AIM OF THE EXERCISE: What this exercise needs is every entry restated as written, with no pictures.

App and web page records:

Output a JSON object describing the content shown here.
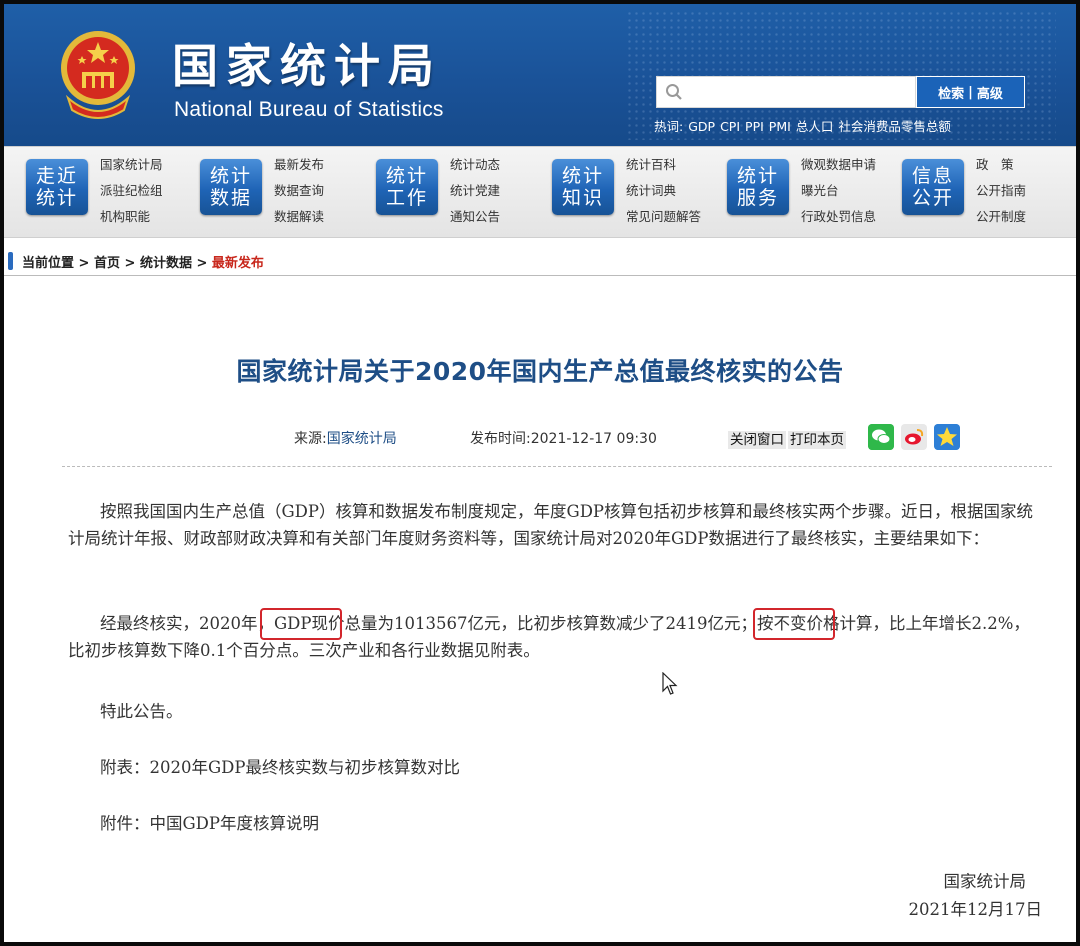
{
  "header": {
    "title_cn": "国家统计局",
    "title_en": "National Bureau of Statistics",
    "search": {
      "placeholder": "",
      "button_search": "检索",
      "separator": "|",
      "button_advanced": "高级"
    },
    "hot_label": "热词:",
    "hot_terms": [
      "GDP",
      "CPI",
      "PPI",
      "PMI",
      "总人口",
      "社会消费品零售总额"
    ]
  },
  "nav": [
    {
      "button": [
        "走近",
        "统计"
      ],
      "links": [
        "国家统计局",
        "派驻纪检组",
        "机构职能"
      ]
    },
    {
      "button": [
        "统计",
        "数据"
      ],
      "links": [
        "最新发布",
        "数据查询",
        "数据解读"
      ]
    },
    {
      "button": [
        "统计",
        "工作"
      ],
      "links": [
        "统计动态",
        "统计党建",
        "通知公告"
      ]
    },
    {
      "button": [
        "统计",
        "知识"
      ],
      "links": [
        "统计百科",
        "统计词典",
        "常见问题解答"
      ]
    },
    {
      "button": [
        "统计",
        "服务"
      ],
      "links": [
        "微观数据申请",
        "曝光台",
        "行政处罚信息"
      ]
    },
    {
      "button": [
        "信息",
        "公开"
      ],
      "links": [
        "政　策",
        "公开指南",
        "公开制度"
      ]
    }
  ],
  "breadcrumb": {
    "prefix": "当前位置",
    "sep": " > ",
    "items": [
      "首页",
      "统计数据"
    ],
    "current": "最新发布"
  },
  "article": {
    "title": "国家统计局关于2020年国内生产总值最终核实的公告",
    "source_label": "来源:",
    "source_value": "国家统计局",
    "time_label": "发布时间:",
    "time_value": "2021-12-17 09:30",
    "close_window": "关闭窗口",
    "print_page": "打印本页",
    "paragraphs": [
      "按照我国国内生产总值（GDP）核算和数据发布制度规定，年度GDP核算包括初步核算和最终核实两个步骤。近日，根据国家统计局统计年报、财政部财政决算和有关部门年度财务资料等，国家统计局对2020年GDP数据进行了最终核实，主要结果如下：",
      "经最终核实，2020年，GDP现价总量为1013567亿元，比初步核算数减少了2419亿元；按不变价格计算，比上年增长2.2%，比初步核算数下降0.1个百分点。三次产业和各行业数据见附表。",
      "特此公告。",
      "附表：2020年GDP最终核实数与初步核算数对比",
      "附件：中国GDP年度核算说明"
    ],
    "signature_org": "国家统计局",
    "signature_date": "2021年12月17日"
  },
  "colors": {
    "header_blue": "#1a5298",
    "title_blue": "#1e4e86",
    "highlight_red": "#d2262c",
    "breadcrumb_current": "#c8271c"
  },
  "icons": [
    "search-icon",
    "wechat-icon",
    "weibo-icon",
    "favorite-star-icon",
    "mouse-cursor-icon",
    "national-emblem-icon"
  ]
}
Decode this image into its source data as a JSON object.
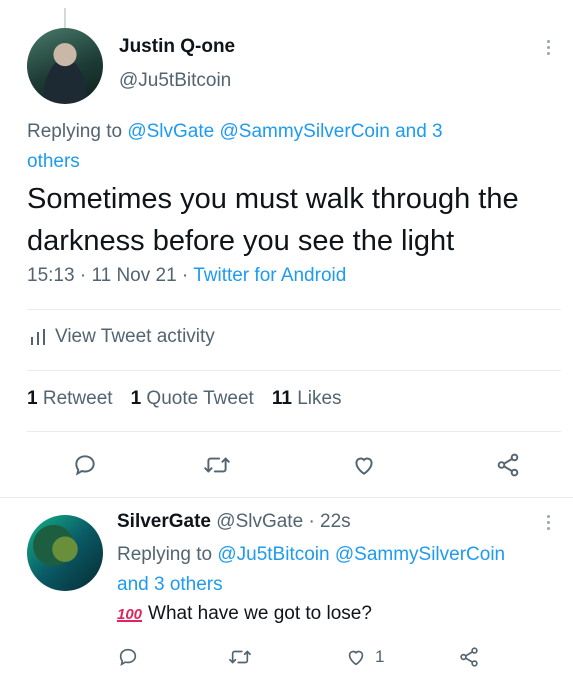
{
  "main_tweet": {
    "author_name": "Justin Q-one",
    "author_handle": "@Ju5tBitcoin",
    "replying_prefix": "Replying to",
    "replying_users": [
      "@SlvGate",
      "@SammySilverCoin"
    ],
    "replying_more": "and 3",
    "replying_more_2": "others",
    "text": "Sometimes you must walk through the darkness before you see the light",
    "time": "15:13",
    "date": "11 Nov 21",
    "source": "Twitter for Android",
    "activity_label": "View Tweet activity",
    "stats": {
      "retweets_count": "1",
      "retweets_label": "Retweet",
      "quotes_count": "1",
      "quotes_label": "Quote Tweet",
      "likes_count": "11",
      "likes_label": "Likes"
    }
  },
  "reply_tweet": {
    "author_name": "SilverGate",
    "author_handle": "@SlvGate",
    "age": "22s",
    "replying_prefix": "Replying to",
    "replying_users": [
      "@Ju5tBitcoin",
      "@SammySilverCoin"
    ],
    "replying_more": "and 3 others",
    "emoji": "100",
    "text": "What have we got to lose?",
    "like_count": "1"
  },
  "colors": {
    "link": "#1d9bf0",
    "secondary_text": "#536471",
    "primary_text": "#0f1419",
    "hundred_emoji": "#e0245e"
  },
  "icons": [
    "more-icon",
    "bar-chart-icon",
    "reply-icon",
    "retweet-icon",
    "like-icon",
    "share-icon"
  ]
}
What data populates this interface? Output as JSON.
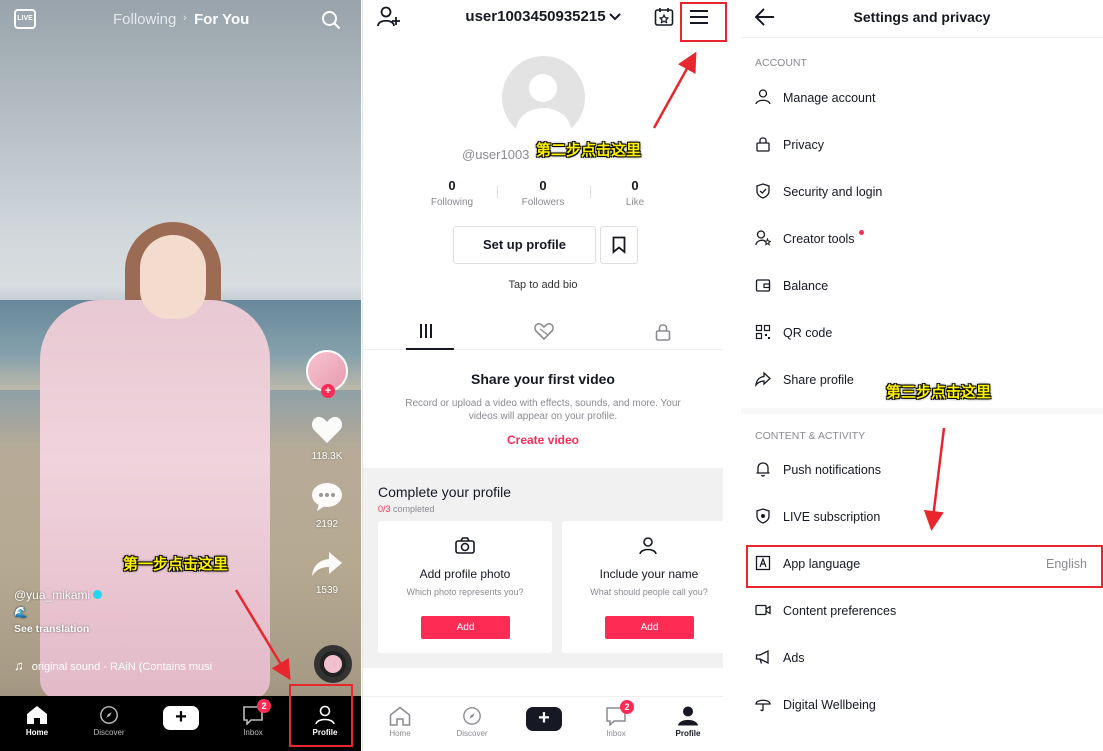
{
  "feed": {
    "tab_following": "Following",
    "tab_for_you": "For You",
    "likes": "118.3K",
    "comments": "2192",
    "shares": "1539",
    "username": "@yua_mikami",
    "caption_emoji": "🌊",
    "see_translation": "See translation",
    "sound": "original sound - RAiN (Contains musi",
    "live_label": "LIVE"
  },
  "nav": {
    "home": "Home",
    "discover": "Discover",
    "inbox": "Inbox",
    "inbox_badge": "2",
    "profile": "Profile",
    "create_symbol": "+"
  },
  "profile": {
    "username": "user1003450935215",
    "handle": "@user1003",
    "stats": [
      {
        "num": "0",
        "label": "Following"
      },
      {
        "num": "0",
        "label": "Followers"
      },
      {
        "num": "0",
        "label": "Like"
      }
    ],
    "setup_button": "Set up profile",
    "bio": "Tap to add bio",
    "share_title": "Share your first video",
    "share_desc": "Record or upload a video with effects, sounds, and more. Your videos will appear on your profile.",
    "create_video": "Create video",
    "complete_title": "Complete your profile",
    "complete_count": "0/3",
    "complete_suffix": " completed",
    "cards": [
      {
        "title": "Add profile photo",
        "desc": "Which photo represents you?",
        "button": "Add"
      },
      {
        "title": "Include your name",
        "desc": "What should people call you?",
        "button": "Add"
      }
    ]
  },
  "settings": {
    "title": "Settings and privacy",
    "section_account": "ACCOUNT",
    "section_content": "CONTENT & ACTIVITY",
    "items_account": [
      {
        "label": "Manage account",
        "icon": "person-icon"
      },
      {
        "label": "Privacy",
        "icon": "lock-icon"
      },
      {
        "label": "Security and login",
        "icon": "shield-icon"
      },
      {
        "label": "Creator tools",
        "icon": "creator-icon"
      },
      {
        "label": "Balance",
        "icon": "wallet-icon"
      },
      {
        "label": "QR code",
        "icon": "qr-icon"
      },
      {
        "label": "Share profile",
        "icon": "share-icon"
      }
    ],
    "items_content": [
      {
        "label": "Push notifications",
        "icon": "bell-icon"
      },
      {
        "label": "LIVE subscription",
        "icon": "live-sub-icon"
      },
      {
        "label": "App language",
        "value": "English",
        "icon": "language-icon"
      },
      {
        "label": "Content preferences",
        "icon": "video-icon"
      },
      {
        "label": "Ads",
        "icon": "megaphone-icon"
      },
      {
        "label": "Digital Wellbeing",
        "icon": "umbrella-icon"
      }
    ]
  },
  "annotations": {
    "step1": "第一步点击这里",
    "step2": "第二步点击这里",
    "step3": "第三步点击这里",
    "color": "#e8262d",
    "text_color": "#fff200"
  }
}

ANSWER TO THIS PROBLEM:
Output a JSON object describing the content shown here.
{
  "header": {
    "title_cn": "国家统计局",
    "title_en": "National Bureau of Statistics",
    "search": {
      "placeholder": "",
      "button_search": "检索",
      "separator": "|",
      "button_advanced": "高级"
    },
    "hot_label": "热词:",
    "hot_terms": [
      "GDP",
      "CPI",
      "PPI",
      "PMI",
      "总人口",
      "社会消费品零售总额"
    ]
  },
  "nav": [
    {
      "button": [
        "走近",
        "统计"
      ],
      "links": [
        "国家统计局",
        "派驻纪检组",
        "机构职能"
      ]
    },
    {
      "button": [
        "统计",
        "数据"
      ],
      "links": [
        "最新发布",
        "数据查询",
        "数据解读"
      ]
    },
    {
      "button": [
        "统计",
        "工作"
      ],
      "links": [
        "统计动态",
        "统计党建",
        "通知公告"
      ]
    },
    {
      "button": [
        "统计",
        "知识"
      ],
      "links": [
        "统计百科",
        "统计词典",
        "常见问题解答"
      ]
    },
    {
      "button": [
        "统计",
        "服务"
      ],
      "links": [
        "微观数据申请",
        "曝光台",
        "行政处罚信息"
      ]
    },
    {
      "button": [
        "信息",
        "公开"
      ],
      "links": [
        "政　策",
        "公开指南",
        "公开制度"
      ]
    }
  ],
  "breadcrumb": {
    "prefix": "当前位置",
    "sep": " > ",
    "items": [
      "首页",
      "统计数据"
    ],
    "current": "最新发布"
  },
  "article": {
    "title": "国家统计局关于2020年国内生产总值最终核实的公告",
    "source_label": "来源:",
    "source_value": "国家统计局",
    "time_label": "发布时间:",
    "time_value": "2021-12-17 09:30",
    "close_window": "关闭窗口",
    "print_page": "打印本页",
    "paragraphs": [
      "按照我国国内生产总值（GDP）核算和数据发布制度规定，年度GDP核算包括初步核算和最终核实两个步骤。近日，根据国家统计局统计年报、财政部财政决算和有关部门年度财务资料等，国家统计局对2020年GDP数据进行了最终核实，主要结果如下：",
      "经最终核实，2020年，GDP现价总量为1013567亿元，比初步核算数减少了2419亿元；按不变价格计算，比上年增长2.2%，比初步核算数下降0.1个百分点。三次产业和各行业数据见附表。",
      "特此公告。",
      "附表：2020年GDP最终核实数与初步核算数对比",
      "附件：中国GDP年度核算说明"
    ],
    "signature_org": "国家统计局",
    "signature_date": "2021年12月17日"
  },
  "colors": {
    "header_blue": "#1a5298",
    "title_blue": "#1e4e86",
    "highlight_red": "#d2262c",
    "breadcrumb_current": "#c8271c"
  },
  "icons": [
    "search-icon",
    "wechat-icon",
    "weibo-icon",
    "favorite-star-icon",
    "mouse-cursor-icon",
    "national-emblem-icon"
  ]
}
Decode this image into its source data as a JSON object.
{
  "main_tweet": {
    "author_name": "Justin Q-one",
    "author_handle": "@Ju5tBitcoin",
    "replying_prefix": "Replying to",
    "replying_users": [
      "@SlvGate",
      "@SammySilverCoin"
    ],
    "replying_more": "and 3",
    "replying_more_2": "others",
    "text": "Sometimes you must walk through the darkness before you see the light",
    "time": "15:13",
    "date": "11 Nov 21",
    "source": "Twitter for Android",
    "activity_label": "View Tweet activity",
    "stats": {
      "retweets_count": "1",
      "retweets_label": "Retweet",
      "quotes_count": "1",
      "quotes_label": "Quote Tweet",
      "likes_count": "11",
      "likes_label": "Likes"
    }
  },
  "reply_tweet": {
    "author_name": "SilverGate",
    "author_handle": "@SlvGate",
    "age": "22s",
    "replying_prefix": "Replying to",
    "replying_users": [
      "@Ju5tBitcoin",
      "@SammySilverCoin"
    ],
    "replying_more": "and 3 others",
    "emoji": "100",
    "text": "What have we got to lose?",
    "like_count": "1"
  },
  "colors": {
    "link": "#1d9bf0",
    "secondary_text": "#536471",
    "primary_text": "#0f1419",
    "hundred_emoji": "#e0245e"
  },
  "icons": [
    "more-icon",
    "bar-chart-icon",
    "reply-icon",
    "retweet-icon",
    "like-icon",
    "share-icon"
  ]
}
What data populates this interface? Output as JSON.
{
  "feed": {
    "tab_following": "Following",
    "tab_for_you": "For You",
    "likes": "118.3K",
    "comments": "2192",
    "shares": "1539",
    "username": "@yua_mikami",
    "caption_emoji": "🌊",
    "see_translation": "See translation",
    "sound": "original sound - RAiN (Contains musi",
    "live_label": "LIVE"
  },
  "nav": {
    "home": "Home",
    "discover": "Discover",
    "inbox": "Inbox",
    "inbox_badge": "2",
    "profile": "Profile",
    "create_symbol": "+"
  },
  "profile": {
    "username": "user1003450935215",
    "handle": "@user1003",
    "stats": [
      {
        "num": "0",
        "label": "Following"
      },
      {
        "num": "0",
        "label": "Followers"
      },
      {
        "num": "0",
        "label": "Like"
      }
    ],
    "setup_button": "Set up profile",
    "bio": "Tap to add bio",
    "share_title": "Share your first video",
    "share_desc": "Record or upload a video with effects, sounds, and more. Your videos will appear on your profile.",
    "create_video": "Create video",
    "complete_title": "Complete your profile",
    "complete_count": "0/3",
    "complete_suffix": " completed",
    "cards": [
      {
        "title": "Add profile photo",
        "desc": "Which photo represents you?",
        "button": "Add"
      },
      {
        "title": "Include your name",
        "desc": "What should people call you?",
        "button": "Add"
      }
    ]
  },
  "settings": {
    "title": "Settings and privacy",
    "section_account": "ACCOUNT",
    "section_content": "CONTENT & ACTIVITY",
    "items_account": [
      {
        "label": "Manage account",
        "icon": "person-icon"
      },
      {
        "label": "Privacy",
        "icon": "lock-icon"
      },
      {
        "label": "Security and login",
        "icon": "shield-icon"
      },
      {
        "label": "Creator tools",
        "icon": "creator-icon"
      },
      {
        "label": "Balance",
        "icon": "wallet-icon"
      },
      {
        "label": "QR code",
        "icon": "qr-icon"
      },
      {
        "label": "Share profile",
        "icon": "share-icon"
      }
    ],
    "items_content": [
      {
        "label": "Push notifications",
        "icon": "bell-icon"
      },
      {
        "label": "LIVE subscription",
        "icon": "live-sub-icon"
      },
      {
        "label": "App language",
        "value": "English",
        "icon": "language-icon"
      },
      {
        "label": "Content preferences",
        "icon": "video-icon"
      },
      {
        "label": "Ads",
        "icon": "megaphone-icon"
      },
      {
        "label": "Digital Wellbeing",
        "icon": "umbrella-icon"
      }
    ]
  },
  "annotations": {
    "step1": "第一步点击这里",
    "step2": "第二步点击这里",
    "step3": "第三步点击这里",
    "color": "#e8262d",
    "text_color": "#fff200"
  }
}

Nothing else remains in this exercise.